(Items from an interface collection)

[Start of section]

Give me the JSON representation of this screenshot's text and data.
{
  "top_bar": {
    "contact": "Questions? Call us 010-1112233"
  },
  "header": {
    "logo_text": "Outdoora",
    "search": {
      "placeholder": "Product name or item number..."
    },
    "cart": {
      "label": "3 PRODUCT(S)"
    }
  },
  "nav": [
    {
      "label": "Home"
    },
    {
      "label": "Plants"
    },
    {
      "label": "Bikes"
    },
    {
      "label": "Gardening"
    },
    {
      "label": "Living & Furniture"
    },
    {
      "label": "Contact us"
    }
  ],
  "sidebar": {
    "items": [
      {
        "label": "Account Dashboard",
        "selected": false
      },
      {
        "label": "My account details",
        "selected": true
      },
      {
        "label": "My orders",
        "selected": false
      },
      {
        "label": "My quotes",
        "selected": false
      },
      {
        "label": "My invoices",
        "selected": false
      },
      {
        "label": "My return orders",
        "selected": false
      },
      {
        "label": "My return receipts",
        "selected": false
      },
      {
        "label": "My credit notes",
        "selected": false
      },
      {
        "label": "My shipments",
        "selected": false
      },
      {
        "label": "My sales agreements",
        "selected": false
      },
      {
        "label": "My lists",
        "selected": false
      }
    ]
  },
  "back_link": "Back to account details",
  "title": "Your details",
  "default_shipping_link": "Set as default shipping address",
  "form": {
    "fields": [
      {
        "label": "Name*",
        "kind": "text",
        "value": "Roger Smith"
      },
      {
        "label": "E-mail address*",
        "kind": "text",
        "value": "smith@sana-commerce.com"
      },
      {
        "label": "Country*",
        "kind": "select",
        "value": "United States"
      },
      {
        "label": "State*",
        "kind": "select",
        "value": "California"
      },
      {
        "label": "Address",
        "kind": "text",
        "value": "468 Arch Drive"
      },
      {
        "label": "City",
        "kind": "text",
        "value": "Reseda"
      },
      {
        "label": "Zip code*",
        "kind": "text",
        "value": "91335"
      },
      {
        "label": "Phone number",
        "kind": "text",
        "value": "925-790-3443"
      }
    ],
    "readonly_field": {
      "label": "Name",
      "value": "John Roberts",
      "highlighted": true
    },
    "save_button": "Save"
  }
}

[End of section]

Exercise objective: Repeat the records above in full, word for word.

Response area:
Give me the JSON representation of this screenshot's text and data.
{
  "top_bar": {
    "contact": "Questions? Call us 010-1112233"
  },
  "header": {
    "logo_text": "Outdoora",
    "search": {
      "placeholder": "Product name or item number..."
    },
    "cart": {
      "label": "3 PRODUCT(S)"
    }
  },
  "nav": [
    {
      "label": "Home"
    },
    {
      "label": "Plants"
    },
    {
      "label": "Bikes"
    },
    {
      "label": "Gardening"
    },
    {
      "label": "Living & Furniture"
    },
    {
      "label": "Contact us"
    }
  ],
  "sidebar": {
    "items": [
      {
        "label": "Account Dashboard",
        "selected": false
      },
      {
        "label": "My account details",
        "selected": true
      },
      {
        "label": "My orders",
        "selected": false
      },
      {
        "label": "My quotes",
        "selected": false
      },
      {
        "label": "My invoices",
        "selected": false
      },
      {
        "label": "My return orders",
        "selected": false
      },
      {
        "label": "My return receipts",
        "selected": false
      },
      {
        "label": "My credit notes",
        "selected": false
      },
      {
        "label": "My shipments",
        "selected": false
      },
      {
        "label": "My sales agreements",
        "selected": false
      },
      {
        "label": "My lists",
        "selected": false
      }
    ]
  },
  "back_link": "Back to account details",
  "title": "Your details",
  "default_shipping_link": "Set as default shipping address",
  "form": {
    "fields": [
      {
        "label": "Name*",
        "kind": "text",
        "value": "Roger Smith"
      },
      {
        "label": "E-mail address*",
        "kind": "text",
        "value": "smith@sana-commerce.com"
      },
      {
        "label": "Country*",
        "kind": "select",
        "value": "United States"
      },
      {
        "label": "State*",
        "kind": "select",
        "value": "California"
      },
      {
        "label": "Address",
        "kind": "text",
        "value": "468 Arch Drive"
      },
      {
        "label": "City",
        "kind": "text",
        "value": "Reseda"
      },
      {
        "label": "Zip code*",
        "kind": "text",
        "value": "91335"
      },
      {
        "label": "Phone number",
        "kind": "text",
        "value": "925-790-3443"
      }
    ],
    "readonly_field": {
      "label": "Name",
      "value": "John Roberts",
      "highlighted": true
    },
    "save_button": "Save"
  }
}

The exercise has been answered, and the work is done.